One thing leads to another sometimes, as seen in Sunday’s column, where a sign in a window about Pigale Optical Shop’s closing was just the start of a series of interviews.
On Christmas Eve, KPCC-FM’s Patt Morrison interviewed me, the artist and the pastor about the Claremont United Methodist Church’s decision not to install a Nativity this year that would have commented on gun violence. This had been the subject of my column the previous day. You can listen to the segment here. It was a small thrill being quizzed by Morrison, and the segment (17 minutes long) was generous in letting people talk. I’m in it twice, starting about halfway through.
Remember the controversial Nativity scenes at a Claremont church in recent years, the subject of columns here the past two years? This year’s didn’t happen, a fate that became the subject of my Wednesday column — with a rendering of the startling scene the artist proposed. I can see the pastor’s point as well as the artist’s. Where do your sympathies lie?
Did Frank Zappa ever attend Claremont High School? No official record has ever surfaced, and he’s not considered an alumnus. But Zappa once listed Claremont among the four schools he attended (his family moved frequently), and many 1950s classmates say they remember him. And have they got stories. My Sunday column explains.
Wednesday’s column is about the twice-annual Gypsy Sisters craft fair in Claremont, a staple since the mid-1990s. The event got its name from a jab in a letter of the editor in a newspaper (not ours!). The founders are a crackup.
The Claremont Community School of Music hosted its sixth annual Mayor’s Recital and dinner Nov. 21 at Padua Hills Theatre, an event to which yours truly was invited.
Some 200 people were there and more than $13,000 was raised for scholarships to defray tuition for lower-income students, who range from preschool age to senior citizens. The school also wants to expand that opportunity to chamber music, which gives students the chance to perform in small groups, something usually not available to them until college courses, executive director Matt Keating says.

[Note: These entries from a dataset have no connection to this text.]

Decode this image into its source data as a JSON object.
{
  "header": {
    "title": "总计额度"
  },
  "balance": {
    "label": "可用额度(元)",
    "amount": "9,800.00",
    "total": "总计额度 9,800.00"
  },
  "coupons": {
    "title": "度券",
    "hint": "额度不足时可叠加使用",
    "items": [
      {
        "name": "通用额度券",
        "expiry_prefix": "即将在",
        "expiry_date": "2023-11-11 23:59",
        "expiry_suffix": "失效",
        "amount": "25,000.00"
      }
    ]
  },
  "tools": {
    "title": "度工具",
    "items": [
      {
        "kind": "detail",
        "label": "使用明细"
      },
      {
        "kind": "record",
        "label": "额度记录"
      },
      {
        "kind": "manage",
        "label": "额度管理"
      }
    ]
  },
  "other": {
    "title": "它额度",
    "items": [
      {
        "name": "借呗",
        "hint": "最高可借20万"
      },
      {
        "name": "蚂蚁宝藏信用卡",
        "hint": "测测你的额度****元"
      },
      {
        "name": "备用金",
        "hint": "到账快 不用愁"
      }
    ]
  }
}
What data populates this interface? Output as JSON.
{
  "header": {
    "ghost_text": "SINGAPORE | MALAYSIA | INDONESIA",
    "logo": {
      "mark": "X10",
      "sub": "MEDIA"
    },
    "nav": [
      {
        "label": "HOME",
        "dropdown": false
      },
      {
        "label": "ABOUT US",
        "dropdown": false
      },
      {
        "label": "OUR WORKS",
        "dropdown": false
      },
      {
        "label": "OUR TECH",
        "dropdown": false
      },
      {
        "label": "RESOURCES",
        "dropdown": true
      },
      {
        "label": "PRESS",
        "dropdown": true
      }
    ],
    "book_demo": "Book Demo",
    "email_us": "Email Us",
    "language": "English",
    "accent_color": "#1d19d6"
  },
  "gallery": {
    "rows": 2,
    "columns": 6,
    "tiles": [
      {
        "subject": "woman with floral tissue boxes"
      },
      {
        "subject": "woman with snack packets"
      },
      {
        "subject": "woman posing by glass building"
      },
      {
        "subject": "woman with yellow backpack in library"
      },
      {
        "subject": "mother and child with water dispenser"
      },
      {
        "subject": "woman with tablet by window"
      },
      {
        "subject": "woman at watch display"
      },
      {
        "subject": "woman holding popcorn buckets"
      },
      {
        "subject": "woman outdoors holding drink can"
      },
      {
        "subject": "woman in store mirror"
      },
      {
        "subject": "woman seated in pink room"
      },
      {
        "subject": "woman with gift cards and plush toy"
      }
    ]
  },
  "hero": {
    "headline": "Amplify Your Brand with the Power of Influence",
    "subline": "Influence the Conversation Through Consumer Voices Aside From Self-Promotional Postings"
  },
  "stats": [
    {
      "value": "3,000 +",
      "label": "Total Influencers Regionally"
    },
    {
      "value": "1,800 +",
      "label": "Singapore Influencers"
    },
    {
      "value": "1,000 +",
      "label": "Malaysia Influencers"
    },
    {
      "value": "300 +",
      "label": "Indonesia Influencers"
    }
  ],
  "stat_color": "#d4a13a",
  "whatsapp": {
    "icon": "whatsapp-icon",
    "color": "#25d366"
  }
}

We saw instrumental performances (and a couple of vocal turns) by students, usually children, and while I thought it might be a long night, the students were quite good and the pace brisk.
Oh, yes: Mayor’s Recital? Claremont Mayor Corey Calaycay was there — he’s pictured in the center, holding a proclamation, with the bushy-haired Keating — but he didn’t perform. He could have, though: He said he studied piano at the school as a boy.
The venue, Padua Hills Theatre, was of course lovely. I’ve been there a handful of times over the years — for a luncheon and for a memorial service — but hadn’t seen a performance in the main room before, just like when the Mexican Players strutted the stage in the old days. I’m glad I attended.
Star Drug, one of the area’s few remaining independent pharmacies, is closing Thursday. It’s been in Claremont since 2012 and prior to that in Pomona since 1986. My Wednesday column is about Star Drug and pharmacist-owner Richard Sullivan, who’s been working locally since 1967. If you know the pharmacy or him, your comments are encouraged.
Local angles abound. For proof, actress Catherine Coulson, who died Sept. 28 and was best known for a quirky role on “Twin Peaks,” was a Scripps College graduate. I round up information and speak to two classmates for my Wednesday column. Above, Coulson and John Achorn in “Brigadoon” on campus in 1965.
Sunday’s column is a tribute to Claremont’s Bridges Hall of Music, one of the most gracious civic spaces in the Inland Valley. It turned 100 over the summer. Top three photos courtesy of Pomona College, with the third one showing a detail of the ceiling. The bottom two are by me from the Sept. 27 concert; performers pictured are, from left, Gayle Blankenburg, Holly Shaw Price and Ray Burkhart.
Friday’s column begins with news about Claremont’s community read of “Wonder,” a young adult novel. (I also talk about the pressure of reading it.) Also, there’s business news from Upland, cultural notes and word of the impending take-down of a beloved Montclair tree.